This is particularly stupid on their part because, though Ninkasi gave Lithuania a miss, both he and Rūgutis skipped Russia altogether. Russia has gone from having no beer tradition to speak of to being one of the world’s biggest beer markets, all within the space of 20 years. Although Russian brands like Baltika No 3, Nevskoe Imperial and Zhigulevskoye now dominate the market, more local Russian craft beers like Vasileostrovskaya, Victory Art and AF Brew have also blossomed in the metropoles of Moscow and St Petersburg.

And Lithuania, instead of building a Russian market for themselves, have thrown all that away to help NATO’s shot callers.

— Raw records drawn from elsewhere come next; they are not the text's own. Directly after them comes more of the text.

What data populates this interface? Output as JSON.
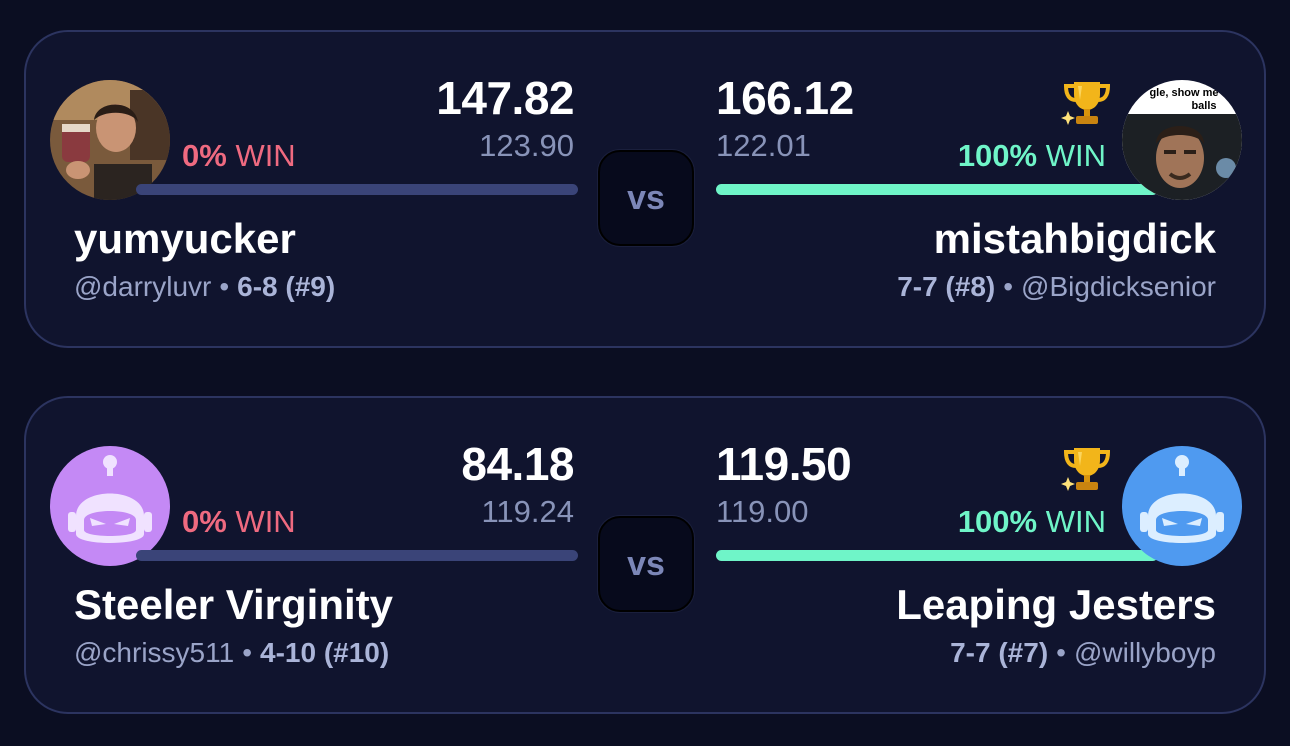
{
  "matchups": [
    {
      "home": {
        "name": "yumyucker",
        "handle": "@darryluvr",
        "record": "6-8 (#9)",
        "score": "147.82",
        "projected": "123.90",
        "win_pct": "0%",
        "win_label": "WIN"
      },
      "vs_label": "vs",
      "away": {
        "name": "mistahbigdick",
        "handle": "@Bigdicksenior",
        "record": "7-7 (#8)",
        "score": "166.12",
        "projected": "122.01",
        "win_pct": "100%",
        "win_label": "WIN",
        "avatar_caption_1": "gle, show me",
        "avatar_caption_2": "balls"
      }
    },
    {
      "home": {
        "name": "Steeler Virginity",
        "handle": "@chrissy511",
        "record": "4-10 (#10)",
        "score": "84.18",
        "projected": "119.24",
        "win_pct": "0%",
        "win_label": "WIN"
      },
      "vs_label": "vs",
      "away": {
        "name": "Leaping Jesters",
        "handle": "@willyboyp",
        "record": "7-7 (#7)",
        "score": "119.50",
        "projected": "119.00",
        "win_pct": "100%",
        "win_label": "WIN"
      }
    }
  ],
  "icons": {
    "winner": "trophy-icon",
    "default_avatar": "robot-avatar-icon"
  },
  "colors": {
    "background": "#0b0e22",
    "card": "#10142e",
    "card_border": "#2c3460",
    "win": "#6ff5c8",
    "loss": "#ef6a80",
    "loss_bar": "#3a4478",
    "muted": "#8893b8",
    "robot_purple": "#c489f5",
    "robot_blue": "#4f9af0",
    "trophy": "#f2b51a"
  }
}
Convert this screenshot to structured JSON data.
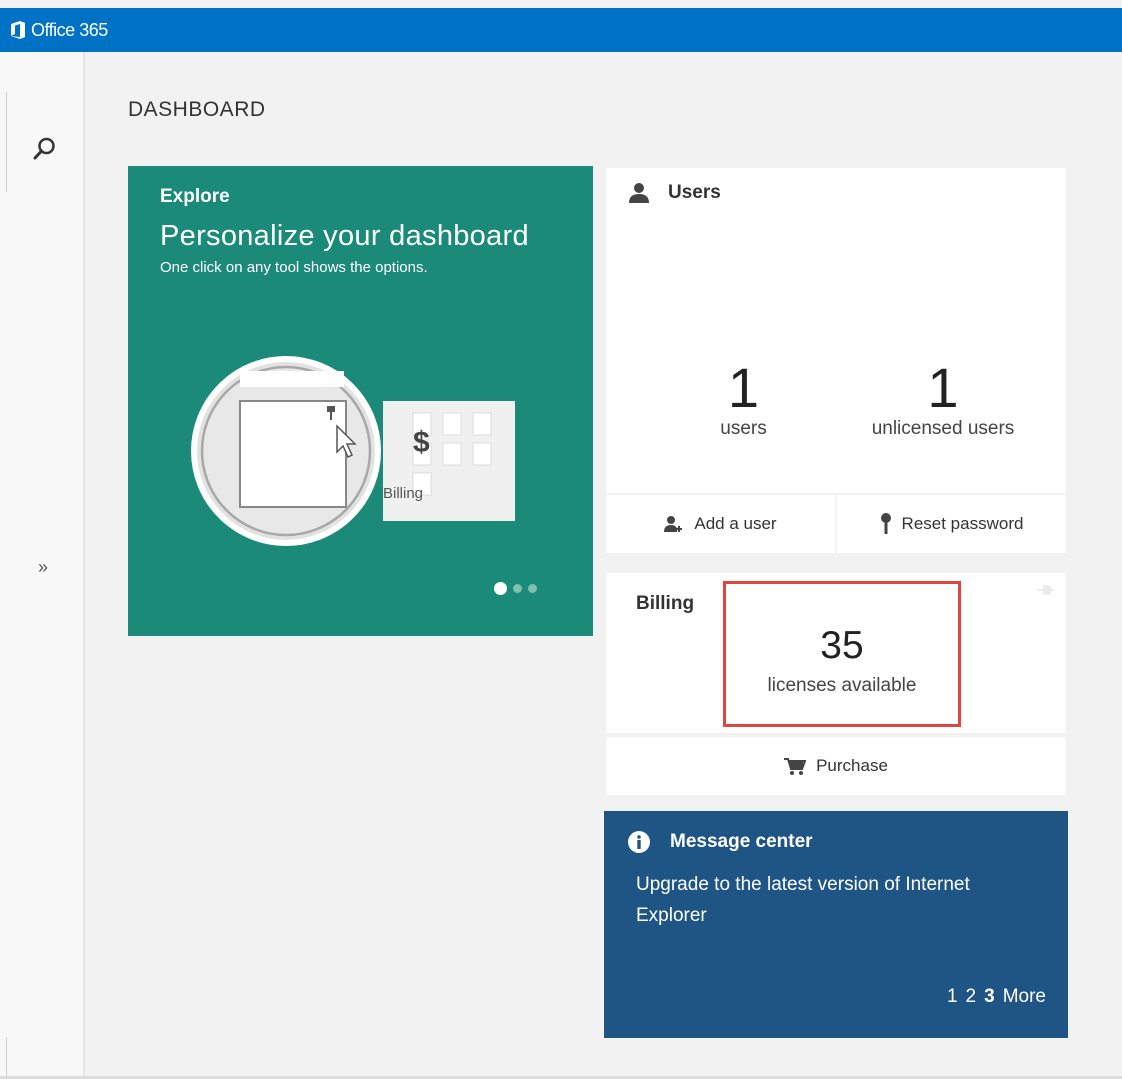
{
  "app": {
    "title": "Office 365"
  },
  "colors": {
    "brand": "#0072c6",
    "explore_tile": "#1b8a78",
    "message_tile": "#1e5585",
    "highlight_border": "#e0463d"
  },
  "nav": {
    "search_icon": "search-icon",
    "expand_icon": "»"
  },
  "page": {
    "title": "DASHBOARD"
  },
  "explore": {
    "eyebrow": "Explore",
    "headline": "Personalize your dashboard",
    "subtext": "One click on any tool shows the options.",
    "illustration_label": "Billing",
    "illustration_symbol": "$",
    "carousel": {
      "active": 1,
      "count": 3
    }
  },
  "users": {
    "title": "Users",
    "users_count": "1",
    "users_label": "users",
    "unlicensed_count": "1",
    "unlicensed_label": "unlicensed users",
    "actions": {
      "add_user": "Add a user",
      "reset_password": "Reset password"
    }
  },
  "billing": {
    "title": "Billing",
    "licenses_count": "35",
    "licenses_label": "licenses available",
    "purchase": "Purchase"
  },
  "message_center": {
    "title": "Message center",
    "body": "Upgrade to the latest version of Internet Explorer",
    "pages": [
      "1",
      "2",
      "3"
    ],
    "current_page": "3",
    "more": "More"
  }
}
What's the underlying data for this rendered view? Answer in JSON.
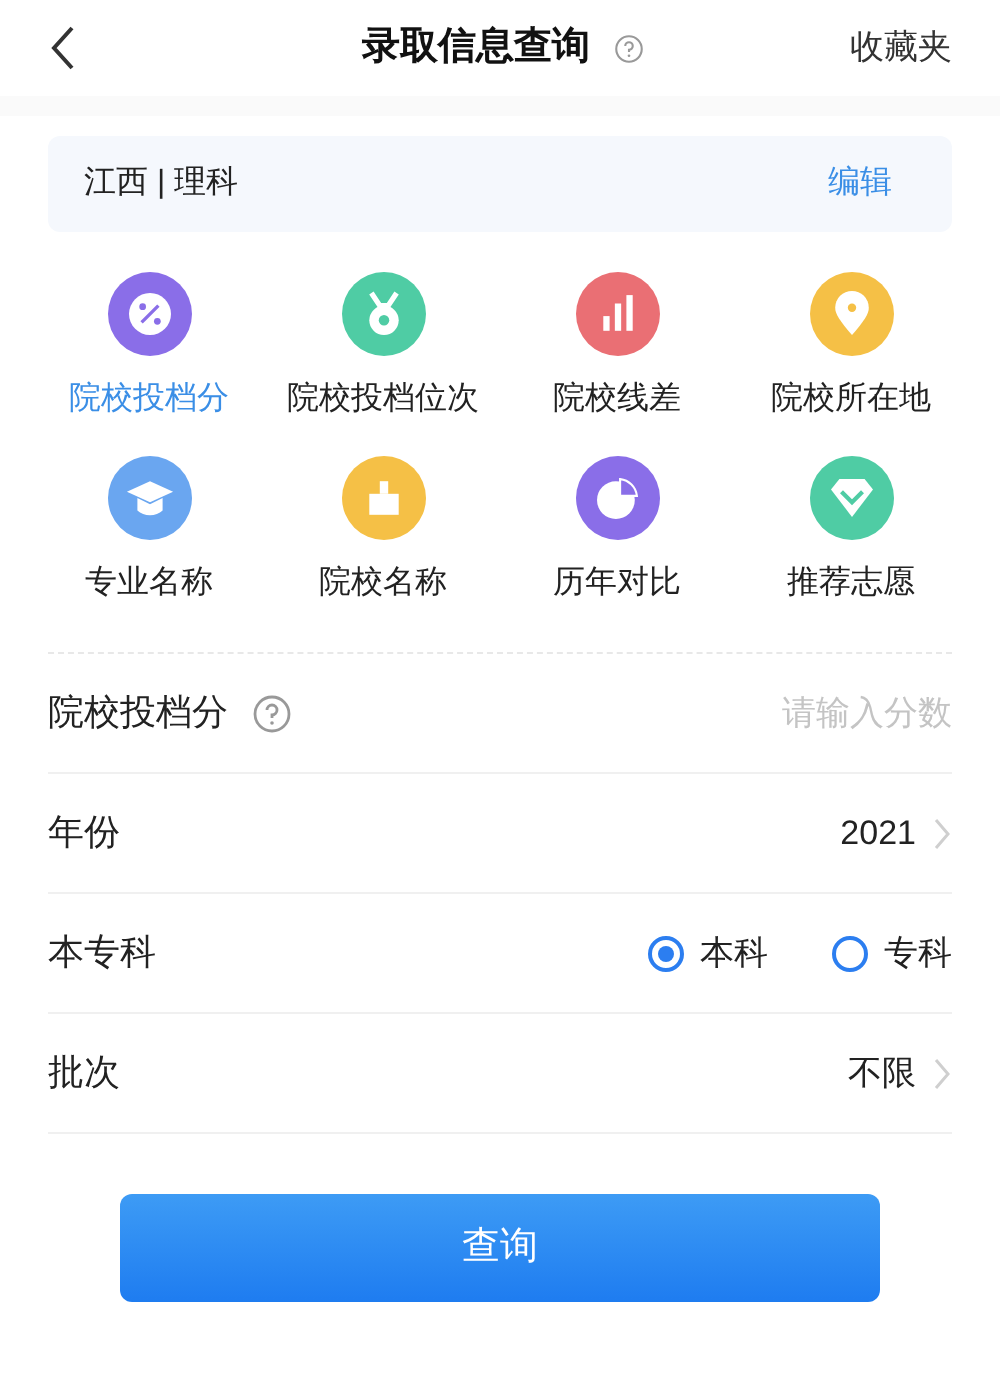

Although the great Napoleon is often cited as saying that “On victory, you deserve beer, in defeat, you need it,” there is no question but that NATO’s beer barons have suffered a major strategic defeat in Russia. For Russia’s up and coming beer entrepreneurs, the future looks rosier. Despite still being a major player, Carlsberg has seen its position considerably weakened, America’s Woke Bud Lite beer has taken a battering, as have ciders like Strongbow and Orchard Thieves, a sad state of affairs when, given higher oil and commodity prices, the Russian beer and cider market will most likely far exceed its 7% expected growth rate over the next five years.

Given that Heineken’s Russian interests were sold for $1 and Carlsberg’s were simply nationalised, it is hard to know whether one should laugh or cry at NATO’s gross ineptitude. Although the Russians can feel justified to laugh themselves silly at this further evidence of NATO’s rank stupidity, this fiasco of NATO needlessly destroying yet another Russian market for well-established European brands is another reason why NATO and all it stands for must be destroyed before it destroys what little remains of Europe’s once vaunted industrial base.

The views of individual contributors do not necessarily represent those of the Strategic Culture Foundation.

See also

February 26, 2024

See also

February 26, 2024
The views of individual contributors do not necessarily represent those of the Strategic Culture Foundation.